What this task involves
Give the number of lines below that hold the string "screenshot", and nothing more.

(Element data from apps and pages)
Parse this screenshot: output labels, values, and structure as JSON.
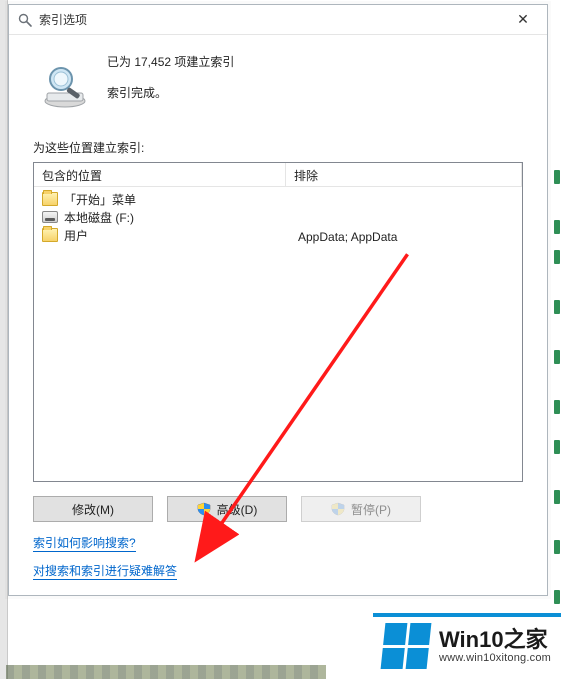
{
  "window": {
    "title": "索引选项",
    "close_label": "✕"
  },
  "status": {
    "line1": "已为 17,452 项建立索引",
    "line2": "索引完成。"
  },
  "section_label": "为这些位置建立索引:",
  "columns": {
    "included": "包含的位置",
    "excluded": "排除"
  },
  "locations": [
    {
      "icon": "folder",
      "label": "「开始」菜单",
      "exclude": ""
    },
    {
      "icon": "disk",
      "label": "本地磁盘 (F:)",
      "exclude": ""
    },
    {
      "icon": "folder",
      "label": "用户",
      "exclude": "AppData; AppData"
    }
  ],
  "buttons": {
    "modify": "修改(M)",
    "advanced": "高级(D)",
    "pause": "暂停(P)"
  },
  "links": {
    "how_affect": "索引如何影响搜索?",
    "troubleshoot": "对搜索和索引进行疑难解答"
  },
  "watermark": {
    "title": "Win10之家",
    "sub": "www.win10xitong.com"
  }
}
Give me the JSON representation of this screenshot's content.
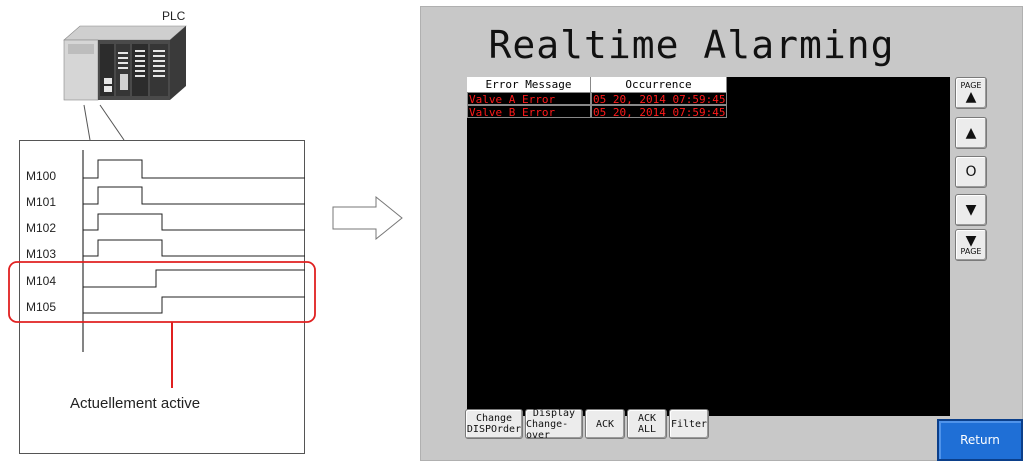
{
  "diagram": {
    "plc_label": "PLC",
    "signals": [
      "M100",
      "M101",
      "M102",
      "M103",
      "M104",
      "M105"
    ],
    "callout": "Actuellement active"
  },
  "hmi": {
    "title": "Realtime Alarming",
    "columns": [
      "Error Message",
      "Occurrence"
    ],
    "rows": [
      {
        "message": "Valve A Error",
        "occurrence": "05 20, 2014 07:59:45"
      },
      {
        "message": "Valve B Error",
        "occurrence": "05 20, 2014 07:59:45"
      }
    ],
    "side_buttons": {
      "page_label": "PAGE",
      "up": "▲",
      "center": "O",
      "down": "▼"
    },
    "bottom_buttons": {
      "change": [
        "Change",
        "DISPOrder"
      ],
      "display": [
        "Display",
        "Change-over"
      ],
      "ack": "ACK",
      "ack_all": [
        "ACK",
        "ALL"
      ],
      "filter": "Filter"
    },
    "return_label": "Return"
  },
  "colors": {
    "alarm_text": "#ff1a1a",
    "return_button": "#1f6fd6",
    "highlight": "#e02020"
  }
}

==

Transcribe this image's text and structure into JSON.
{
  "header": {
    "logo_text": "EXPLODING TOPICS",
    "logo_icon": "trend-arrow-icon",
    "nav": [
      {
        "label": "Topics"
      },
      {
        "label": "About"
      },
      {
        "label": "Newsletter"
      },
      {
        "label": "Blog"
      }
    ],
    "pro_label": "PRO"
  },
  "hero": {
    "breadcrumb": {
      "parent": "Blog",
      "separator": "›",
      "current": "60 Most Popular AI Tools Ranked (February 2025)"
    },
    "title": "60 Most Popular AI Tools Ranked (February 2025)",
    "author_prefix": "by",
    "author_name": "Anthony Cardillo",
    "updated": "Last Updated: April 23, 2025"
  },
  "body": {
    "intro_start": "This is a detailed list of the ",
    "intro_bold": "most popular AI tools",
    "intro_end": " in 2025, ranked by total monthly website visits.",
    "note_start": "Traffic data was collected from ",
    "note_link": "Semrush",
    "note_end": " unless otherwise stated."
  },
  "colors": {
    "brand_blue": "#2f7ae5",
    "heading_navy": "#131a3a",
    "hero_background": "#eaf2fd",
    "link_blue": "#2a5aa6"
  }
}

Written answer
2